### [WORK INSTRUCTION]
This task calls for copying every line of the records that includes the word "icon".

[Dataset rows for apps and sites]
# # # #

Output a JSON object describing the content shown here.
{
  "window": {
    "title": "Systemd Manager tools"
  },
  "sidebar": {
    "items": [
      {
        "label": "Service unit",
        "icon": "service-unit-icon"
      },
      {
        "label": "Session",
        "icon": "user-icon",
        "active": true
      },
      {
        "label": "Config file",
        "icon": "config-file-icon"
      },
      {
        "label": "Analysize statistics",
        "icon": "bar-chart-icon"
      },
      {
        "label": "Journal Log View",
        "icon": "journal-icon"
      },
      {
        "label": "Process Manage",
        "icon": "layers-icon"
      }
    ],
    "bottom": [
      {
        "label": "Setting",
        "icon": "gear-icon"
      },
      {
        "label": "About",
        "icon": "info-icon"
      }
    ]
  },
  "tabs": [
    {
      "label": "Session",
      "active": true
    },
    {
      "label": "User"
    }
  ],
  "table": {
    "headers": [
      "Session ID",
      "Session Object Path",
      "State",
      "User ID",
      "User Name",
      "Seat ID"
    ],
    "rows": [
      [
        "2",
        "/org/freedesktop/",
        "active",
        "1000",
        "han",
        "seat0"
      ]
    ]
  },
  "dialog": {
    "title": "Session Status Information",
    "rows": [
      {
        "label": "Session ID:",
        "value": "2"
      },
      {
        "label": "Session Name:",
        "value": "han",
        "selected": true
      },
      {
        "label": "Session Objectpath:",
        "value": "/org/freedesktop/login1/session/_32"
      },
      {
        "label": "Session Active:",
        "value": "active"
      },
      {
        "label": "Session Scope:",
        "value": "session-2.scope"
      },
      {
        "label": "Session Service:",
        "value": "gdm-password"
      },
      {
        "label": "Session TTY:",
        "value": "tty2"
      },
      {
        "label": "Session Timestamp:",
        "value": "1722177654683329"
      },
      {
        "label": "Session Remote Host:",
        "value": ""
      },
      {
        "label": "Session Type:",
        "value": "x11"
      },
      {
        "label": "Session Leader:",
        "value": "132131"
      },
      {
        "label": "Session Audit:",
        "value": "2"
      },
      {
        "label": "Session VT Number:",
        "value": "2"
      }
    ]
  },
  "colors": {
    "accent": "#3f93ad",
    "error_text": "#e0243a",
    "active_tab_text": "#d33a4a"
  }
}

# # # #

### [RESULT FOR THIS EXERCISE]
        "icon": "service-unit-icon"
        "icon": "user-icon",
        "icon": "config-file-icon"
        "icon": "bar-chart-icon"
        "icon": "journal-icon"
        "icon": "layers-icon"
        "icon": "gear-icon"
        "icon": "info-icon"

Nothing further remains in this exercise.